"The Post-it note was handwritten, and it was like, why would somebody think they had to send this to me?" said Hooker.
She was even more curious when she read the article.
It told the story of a woman who's husband died in his sleep and then talked about financial planning for the future.
"Is somebody trying tell me something?" said Hooker.
In fact, the article and the sticky note were not from a friend but from a marketing company using the ploy to get people to open the letter and read the advertisement.
The ad encourages people to order a book called "A Married Woman's Secrets Of Financial Survival."
The technique of using an article and personal note has been going around for more than ten years, but Hooker and her daughter Valerie had never seen it before.
"It is unethical and mean and it scares people," said Valerie Hooker.
Hooker said her mother called her when the letter arrived and was concerned about the personal note and the subject of the article.
Hooker said she looked up the information on the internet and found out a similar approach was being used to generate business across the country.
Eva Velasquez with the San Diego Better Business Bureau says the personal note is misleading.
"It is probably not the best way to market goods and services," said Velasquez.

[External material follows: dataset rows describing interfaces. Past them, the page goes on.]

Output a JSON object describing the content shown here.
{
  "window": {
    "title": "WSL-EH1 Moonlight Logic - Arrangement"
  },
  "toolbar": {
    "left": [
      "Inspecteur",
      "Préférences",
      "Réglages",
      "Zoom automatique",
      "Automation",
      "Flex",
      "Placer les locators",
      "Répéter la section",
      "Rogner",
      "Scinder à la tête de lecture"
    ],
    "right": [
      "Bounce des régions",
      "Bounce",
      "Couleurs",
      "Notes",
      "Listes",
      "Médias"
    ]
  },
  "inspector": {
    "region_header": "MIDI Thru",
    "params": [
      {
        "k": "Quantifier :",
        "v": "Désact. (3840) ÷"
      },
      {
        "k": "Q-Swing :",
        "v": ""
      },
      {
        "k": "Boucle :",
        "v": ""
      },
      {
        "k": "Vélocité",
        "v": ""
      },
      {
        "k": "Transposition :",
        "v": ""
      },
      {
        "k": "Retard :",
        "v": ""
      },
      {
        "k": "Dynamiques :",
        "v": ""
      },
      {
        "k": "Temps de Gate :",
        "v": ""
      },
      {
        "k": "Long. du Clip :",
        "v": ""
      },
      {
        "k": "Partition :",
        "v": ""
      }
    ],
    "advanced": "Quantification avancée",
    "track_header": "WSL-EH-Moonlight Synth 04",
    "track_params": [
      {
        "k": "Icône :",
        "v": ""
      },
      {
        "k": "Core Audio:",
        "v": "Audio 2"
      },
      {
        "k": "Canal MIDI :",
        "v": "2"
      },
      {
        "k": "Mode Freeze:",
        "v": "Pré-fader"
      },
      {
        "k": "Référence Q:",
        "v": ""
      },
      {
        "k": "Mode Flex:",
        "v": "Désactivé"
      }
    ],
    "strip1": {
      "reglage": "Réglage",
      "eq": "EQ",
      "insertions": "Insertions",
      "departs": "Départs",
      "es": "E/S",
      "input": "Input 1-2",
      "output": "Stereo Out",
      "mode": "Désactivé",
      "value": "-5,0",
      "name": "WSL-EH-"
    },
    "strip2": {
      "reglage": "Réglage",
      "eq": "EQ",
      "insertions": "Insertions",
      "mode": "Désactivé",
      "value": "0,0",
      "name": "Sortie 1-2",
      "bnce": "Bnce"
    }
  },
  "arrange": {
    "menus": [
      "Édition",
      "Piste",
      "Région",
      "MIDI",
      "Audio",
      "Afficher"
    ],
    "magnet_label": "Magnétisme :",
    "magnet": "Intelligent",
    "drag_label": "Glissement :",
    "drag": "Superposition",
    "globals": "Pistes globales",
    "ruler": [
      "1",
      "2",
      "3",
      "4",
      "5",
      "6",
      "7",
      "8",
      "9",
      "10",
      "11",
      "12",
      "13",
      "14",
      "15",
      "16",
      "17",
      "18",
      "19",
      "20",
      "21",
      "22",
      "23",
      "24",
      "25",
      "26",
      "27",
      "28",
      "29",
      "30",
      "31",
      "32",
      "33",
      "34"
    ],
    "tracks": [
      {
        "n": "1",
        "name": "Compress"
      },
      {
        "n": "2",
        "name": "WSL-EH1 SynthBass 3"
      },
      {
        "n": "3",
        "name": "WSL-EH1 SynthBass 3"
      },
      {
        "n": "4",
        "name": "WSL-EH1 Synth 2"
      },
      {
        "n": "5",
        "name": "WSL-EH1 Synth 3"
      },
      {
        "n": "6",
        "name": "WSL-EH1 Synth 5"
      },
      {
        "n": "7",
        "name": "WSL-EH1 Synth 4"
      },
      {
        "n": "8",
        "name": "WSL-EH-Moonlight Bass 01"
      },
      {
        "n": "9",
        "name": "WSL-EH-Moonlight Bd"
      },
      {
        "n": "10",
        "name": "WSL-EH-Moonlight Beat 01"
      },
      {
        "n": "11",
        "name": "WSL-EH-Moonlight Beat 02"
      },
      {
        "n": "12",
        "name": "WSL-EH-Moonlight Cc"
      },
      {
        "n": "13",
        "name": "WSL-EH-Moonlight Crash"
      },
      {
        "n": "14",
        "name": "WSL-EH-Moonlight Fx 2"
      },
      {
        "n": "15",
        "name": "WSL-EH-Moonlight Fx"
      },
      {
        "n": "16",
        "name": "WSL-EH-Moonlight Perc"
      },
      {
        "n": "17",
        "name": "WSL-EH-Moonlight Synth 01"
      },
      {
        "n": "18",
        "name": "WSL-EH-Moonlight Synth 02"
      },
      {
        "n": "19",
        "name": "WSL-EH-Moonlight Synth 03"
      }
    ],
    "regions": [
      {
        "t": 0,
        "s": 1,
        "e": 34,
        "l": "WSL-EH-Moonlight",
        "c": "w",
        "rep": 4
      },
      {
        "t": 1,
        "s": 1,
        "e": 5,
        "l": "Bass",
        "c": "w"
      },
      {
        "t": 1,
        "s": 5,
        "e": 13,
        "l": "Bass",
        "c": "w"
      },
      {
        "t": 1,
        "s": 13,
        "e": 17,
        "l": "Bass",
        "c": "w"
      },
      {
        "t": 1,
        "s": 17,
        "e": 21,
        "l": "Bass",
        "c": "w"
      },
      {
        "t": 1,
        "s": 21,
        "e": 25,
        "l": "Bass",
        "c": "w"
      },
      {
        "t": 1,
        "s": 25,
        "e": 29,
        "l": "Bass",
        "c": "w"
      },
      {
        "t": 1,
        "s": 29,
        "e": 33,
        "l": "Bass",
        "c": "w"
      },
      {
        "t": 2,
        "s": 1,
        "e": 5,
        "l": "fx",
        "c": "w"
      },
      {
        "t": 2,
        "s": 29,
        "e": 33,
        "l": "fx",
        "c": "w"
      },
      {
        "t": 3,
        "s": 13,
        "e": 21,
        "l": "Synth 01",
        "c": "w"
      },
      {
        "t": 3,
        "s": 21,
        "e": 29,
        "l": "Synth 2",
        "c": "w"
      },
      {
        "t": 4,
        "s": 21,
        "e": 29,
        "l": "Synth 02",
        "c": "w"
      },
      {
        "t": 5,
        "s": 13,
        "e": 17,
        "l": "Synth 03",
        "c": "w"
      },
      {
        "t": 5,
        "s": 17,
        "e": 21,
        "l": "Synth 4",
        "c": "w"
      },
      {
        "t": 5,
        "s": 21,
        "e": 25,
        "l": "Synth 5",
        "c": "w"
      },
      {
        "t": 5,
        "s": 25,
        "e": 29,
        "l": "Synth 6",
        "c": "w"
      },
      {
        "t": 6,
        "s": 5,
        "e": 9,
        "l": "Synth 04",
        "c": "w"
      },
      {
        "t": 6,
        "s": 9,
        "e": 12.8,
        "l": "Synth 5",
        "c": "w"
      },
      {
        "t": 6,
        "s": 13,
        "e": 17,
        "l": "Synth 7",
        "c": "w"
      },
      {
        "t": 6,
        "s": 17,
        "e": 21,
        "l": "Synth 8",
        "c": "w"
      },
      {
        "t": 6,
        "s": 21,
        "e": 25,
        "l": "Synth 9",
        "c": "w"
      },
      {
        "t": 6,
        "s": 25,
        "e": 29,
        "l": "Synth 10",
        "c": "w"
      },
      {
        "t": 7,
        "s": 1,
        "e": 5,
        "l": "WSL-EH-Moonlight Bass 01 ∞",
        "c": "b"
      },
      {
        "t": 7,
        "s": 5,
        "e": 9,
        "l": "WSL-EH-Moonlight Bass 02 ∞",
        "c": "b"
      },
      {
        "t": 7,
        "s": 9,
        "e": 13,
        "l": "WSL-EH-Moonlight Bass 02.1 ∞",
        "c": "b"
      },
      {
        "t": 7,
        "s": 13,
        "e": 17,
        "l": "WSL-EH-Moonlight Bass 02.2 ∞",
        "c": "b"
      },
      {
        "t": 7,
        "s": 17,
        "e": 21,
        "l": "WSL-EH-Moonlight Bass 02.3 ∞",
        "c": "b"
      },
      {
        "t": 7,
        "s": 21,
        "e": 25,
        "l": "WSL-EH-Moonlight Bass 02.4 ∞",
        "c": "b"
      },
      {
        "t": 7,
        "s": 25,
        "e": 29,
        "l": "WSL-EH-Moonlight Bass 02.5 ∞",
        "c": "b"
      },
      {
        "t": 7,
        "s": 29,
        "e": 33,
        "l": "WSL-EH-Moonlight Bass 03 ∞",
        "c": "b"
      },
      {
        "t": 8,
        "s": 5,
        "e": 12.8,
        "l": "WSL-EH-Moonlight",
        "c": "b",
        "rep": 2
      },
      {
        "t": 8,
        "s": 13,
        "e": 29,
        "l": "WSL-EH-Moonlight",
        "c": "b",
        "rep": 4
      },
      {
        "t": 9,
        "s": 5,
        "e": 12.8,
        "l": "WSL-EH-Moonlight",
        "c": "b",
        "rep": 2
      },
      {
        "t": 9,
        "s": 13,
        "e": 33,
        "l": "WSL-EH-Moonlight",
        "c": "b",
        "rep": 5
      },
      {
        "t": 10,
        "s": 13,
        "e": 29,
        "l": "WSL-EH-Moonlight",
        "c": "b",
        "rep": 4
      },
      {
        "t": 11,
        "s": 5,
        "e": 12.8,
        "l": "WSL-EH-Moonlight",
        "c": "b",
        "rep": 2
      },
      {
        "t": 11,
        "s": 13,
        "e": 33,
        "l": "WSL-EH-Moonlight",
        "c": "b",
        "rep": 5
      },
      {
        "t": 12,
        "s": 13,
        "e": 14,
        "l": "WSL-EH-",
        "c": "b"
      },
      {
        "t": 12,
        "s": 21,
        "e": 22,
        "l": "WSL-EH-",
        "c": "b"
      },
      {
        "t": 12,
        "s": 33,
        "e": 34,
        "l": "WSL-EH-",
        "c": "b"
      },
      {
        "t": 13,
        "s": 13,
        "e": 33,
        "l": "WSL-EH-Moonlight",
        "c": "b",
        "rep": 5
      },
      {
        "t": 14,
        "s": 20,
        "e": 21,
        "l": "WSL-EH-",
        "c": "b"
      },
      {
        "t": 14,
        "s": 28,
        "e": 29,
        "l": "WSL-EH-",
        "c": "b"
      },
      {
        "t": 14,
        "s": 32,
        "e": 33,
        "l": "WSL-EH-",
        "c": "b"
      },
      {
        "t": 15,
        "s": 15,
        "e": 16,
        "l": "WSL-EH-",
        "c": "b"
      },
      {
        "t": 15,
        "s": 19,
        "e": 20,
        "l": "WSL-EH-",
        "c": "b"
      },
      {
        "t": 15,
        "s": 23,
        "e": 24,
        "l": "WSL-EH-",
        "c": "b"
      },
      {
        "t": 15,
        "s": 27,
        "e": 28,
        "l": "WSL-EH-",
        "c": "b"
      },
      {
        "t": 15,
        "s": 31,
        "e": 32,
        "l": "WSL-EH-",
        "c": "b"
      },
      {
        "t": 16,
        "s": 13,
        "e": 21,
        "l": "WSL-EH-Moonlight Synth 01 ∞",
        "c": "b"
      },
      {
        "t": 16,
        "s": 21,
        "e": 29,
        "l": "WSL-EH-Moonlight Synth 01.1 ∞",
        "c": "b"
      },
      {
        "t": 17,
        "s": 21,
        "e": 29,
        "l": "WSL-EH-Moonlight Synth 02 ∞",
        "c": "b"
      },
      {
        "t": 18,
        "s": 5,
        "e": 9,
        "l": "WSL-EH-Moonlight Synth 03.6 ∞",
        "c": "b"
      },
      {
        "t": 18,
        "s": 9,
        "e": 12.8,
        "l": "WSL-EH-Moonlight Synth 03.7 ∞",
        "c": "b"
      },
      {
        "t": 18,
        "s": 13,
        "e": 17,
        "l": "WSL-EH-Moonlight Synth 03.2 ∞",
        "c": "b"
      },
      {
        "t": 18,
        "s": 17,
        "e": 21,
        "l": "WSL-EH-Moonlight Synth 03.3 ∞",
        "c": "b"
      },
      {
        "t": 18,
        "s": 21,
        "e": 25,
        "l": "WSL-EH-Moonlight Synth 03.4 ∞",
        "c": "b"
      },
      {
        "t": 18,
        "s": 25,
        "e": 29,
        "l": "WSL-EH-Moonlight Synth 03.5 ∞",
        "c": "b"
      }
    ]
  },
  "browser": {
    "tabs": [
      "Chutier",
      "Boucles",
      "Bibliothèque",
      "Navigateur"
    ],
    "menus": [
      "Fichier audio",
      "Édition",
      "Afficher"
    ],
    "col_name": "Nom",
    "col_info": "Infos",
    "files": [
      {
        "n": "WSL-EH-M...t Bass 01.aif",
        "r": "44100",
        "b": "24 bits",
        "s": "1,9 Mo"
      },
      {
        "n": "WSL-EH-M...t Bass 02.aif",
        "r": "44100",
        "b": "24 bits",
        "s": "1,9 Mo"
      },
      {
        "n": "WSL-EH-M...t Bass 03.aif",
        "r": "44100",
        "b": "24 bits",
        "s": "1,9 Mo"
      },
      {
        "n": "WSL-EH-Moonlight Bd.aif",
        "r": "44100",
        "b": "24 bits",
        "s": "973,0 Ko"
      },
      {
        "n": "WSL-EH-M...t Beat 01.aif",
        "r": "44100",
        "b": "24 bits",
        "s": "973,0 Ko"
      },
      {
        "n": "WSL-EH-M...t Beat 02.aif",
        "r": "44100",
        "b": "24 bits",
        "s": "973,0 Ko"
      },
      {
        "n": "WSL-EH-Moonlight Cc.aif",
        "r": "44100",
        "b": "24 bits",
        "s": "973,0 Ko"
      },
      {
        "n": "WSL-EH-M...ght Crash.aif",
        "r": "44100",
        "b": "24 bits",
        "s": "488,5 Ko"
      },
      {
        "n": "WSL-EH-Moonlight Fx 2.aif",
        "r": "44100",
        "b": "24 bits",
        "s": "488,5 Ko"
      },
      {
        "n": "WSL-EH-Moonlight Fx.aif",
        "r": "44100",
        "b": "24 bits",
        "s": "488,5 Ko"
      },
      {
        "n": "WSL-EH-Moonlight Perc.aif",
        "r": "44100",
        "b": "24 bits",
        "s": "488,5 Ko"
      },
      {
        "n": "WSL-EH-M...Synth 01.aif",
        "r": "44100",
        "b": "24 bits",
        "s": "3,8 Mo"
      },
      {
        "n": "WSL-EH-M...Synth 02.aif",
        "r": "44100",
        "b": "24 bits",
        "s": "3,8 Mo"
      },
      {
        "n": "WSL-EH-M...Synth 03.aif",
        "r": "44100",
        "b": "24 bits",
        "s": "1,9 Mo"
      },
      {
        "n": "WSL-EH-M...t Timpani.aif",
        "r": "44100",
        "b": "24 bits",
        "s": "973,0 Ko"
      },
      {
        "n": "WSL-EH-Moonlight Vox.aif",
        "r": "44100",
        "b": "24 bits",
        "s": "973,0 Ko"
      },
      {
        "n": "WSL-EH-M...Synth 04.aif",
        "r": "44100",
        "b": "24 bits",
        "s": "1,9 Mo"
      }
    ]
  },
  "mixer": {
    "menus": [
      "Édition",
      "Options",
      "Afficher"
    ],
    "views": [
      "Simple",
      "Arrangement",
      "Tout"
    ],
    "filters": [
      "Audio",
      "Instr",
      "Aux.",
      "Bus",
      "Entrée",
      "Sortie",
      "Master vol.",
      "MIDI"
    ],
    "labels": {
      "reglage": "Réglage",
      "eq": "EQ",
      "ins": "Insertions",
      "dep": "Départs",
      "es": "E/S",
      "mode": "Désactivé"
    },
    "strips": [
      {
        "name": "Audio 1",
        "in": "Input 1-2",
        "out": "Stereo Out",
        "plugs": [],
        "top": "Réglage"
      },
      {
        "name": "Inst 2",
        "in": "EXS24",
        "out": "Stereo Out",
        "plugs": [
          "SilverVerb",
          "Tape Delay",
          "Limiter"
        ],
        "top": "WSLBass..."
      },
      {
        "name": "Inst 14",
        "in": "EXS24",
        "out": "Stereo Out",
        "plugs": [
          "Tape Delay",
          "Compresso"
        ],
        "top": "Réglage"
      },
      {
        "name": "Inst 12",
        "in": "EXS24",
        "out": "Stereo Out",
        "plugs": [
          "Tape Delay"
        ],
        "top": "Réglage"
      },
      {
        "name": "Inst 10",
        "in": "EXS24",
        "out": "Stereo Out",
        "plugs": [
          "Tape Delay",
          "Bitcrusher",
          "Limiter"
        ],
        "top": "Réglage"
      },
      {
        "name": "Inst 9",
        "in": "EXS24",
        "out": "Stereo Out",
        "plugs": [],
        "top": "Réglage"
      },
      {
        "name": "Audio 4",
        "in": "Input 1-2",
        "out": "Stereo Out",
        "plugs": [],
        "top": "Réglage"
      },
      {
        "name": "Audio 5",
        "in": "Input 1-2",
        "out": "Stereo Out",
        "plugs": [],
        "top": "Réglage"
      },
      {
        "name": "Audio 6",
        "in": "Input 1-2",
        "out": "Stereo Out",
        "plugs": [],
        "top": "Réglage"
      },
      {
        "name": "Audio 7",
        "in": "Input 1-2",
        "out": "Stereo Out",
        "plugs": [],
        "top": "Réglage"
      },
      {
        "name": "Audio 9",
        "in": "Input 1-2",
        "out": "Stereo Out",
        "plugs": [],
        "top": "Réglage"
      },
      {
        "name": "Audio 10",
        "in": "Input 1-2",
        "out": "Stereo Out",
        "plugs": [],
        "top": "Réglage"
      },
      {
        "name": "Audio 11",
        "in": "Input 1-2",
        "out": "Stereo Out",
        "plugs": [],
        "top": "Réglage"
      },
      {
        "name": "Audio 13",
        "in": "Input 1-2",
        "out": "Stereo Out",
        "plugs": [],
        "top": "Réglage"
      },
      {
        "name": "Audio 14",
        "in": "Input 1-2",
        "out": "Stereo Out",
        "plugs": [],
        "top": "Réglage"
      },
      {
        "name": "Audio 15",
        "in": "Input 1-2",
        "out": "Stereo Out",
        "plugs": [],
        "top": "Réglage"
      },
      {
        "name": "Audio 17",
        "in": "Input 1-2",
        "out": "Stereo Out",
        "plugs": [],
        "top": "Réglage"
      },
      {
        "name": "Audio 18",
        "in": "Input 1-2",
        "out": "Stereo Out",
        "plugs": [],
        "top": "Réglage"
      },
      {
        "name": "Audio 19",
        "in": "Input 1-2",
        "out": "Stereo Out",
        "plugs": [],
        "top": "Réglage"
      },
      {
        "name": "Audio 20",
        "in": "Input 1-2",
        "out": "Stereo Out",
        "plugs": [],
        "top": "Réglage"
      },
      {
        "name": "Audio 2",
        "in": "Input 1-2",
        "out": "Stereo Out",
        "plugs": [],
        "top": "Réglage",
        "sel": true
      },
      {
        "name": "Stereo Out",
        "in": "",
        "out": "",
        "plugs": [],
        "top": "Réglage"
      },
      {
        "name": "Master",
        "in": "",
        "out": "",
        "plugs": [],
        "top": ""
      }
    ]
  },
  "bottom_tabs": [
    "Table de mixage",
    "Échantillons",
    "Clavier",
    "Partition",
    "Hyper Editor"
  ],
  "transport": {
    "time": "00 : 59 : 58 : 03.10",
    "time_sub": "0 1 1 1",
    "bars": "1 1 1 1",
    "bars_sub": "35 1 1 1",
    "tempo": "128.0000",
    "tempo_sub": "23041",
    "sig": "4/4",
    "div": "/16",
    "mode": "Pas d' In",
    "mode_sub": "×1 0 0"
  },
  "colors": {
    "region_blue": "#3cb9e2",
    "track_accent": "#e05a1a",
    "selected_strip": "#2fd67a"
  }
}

The BBB has heard from other consumers who were confused into thinking the note was from a friend and not simply an advertisement.
It is interesting to point out that many of the sticky notes end with the initial "J" as the person who is supposedly sending the information.
Velasquez believes it is because many of the most common names like John or Joe or Judy start with the letter.
Does Hooker believe it is a good way of selling their product?
"I would not want to do business with them," she said, "I don't think they should be allowed to do business that way."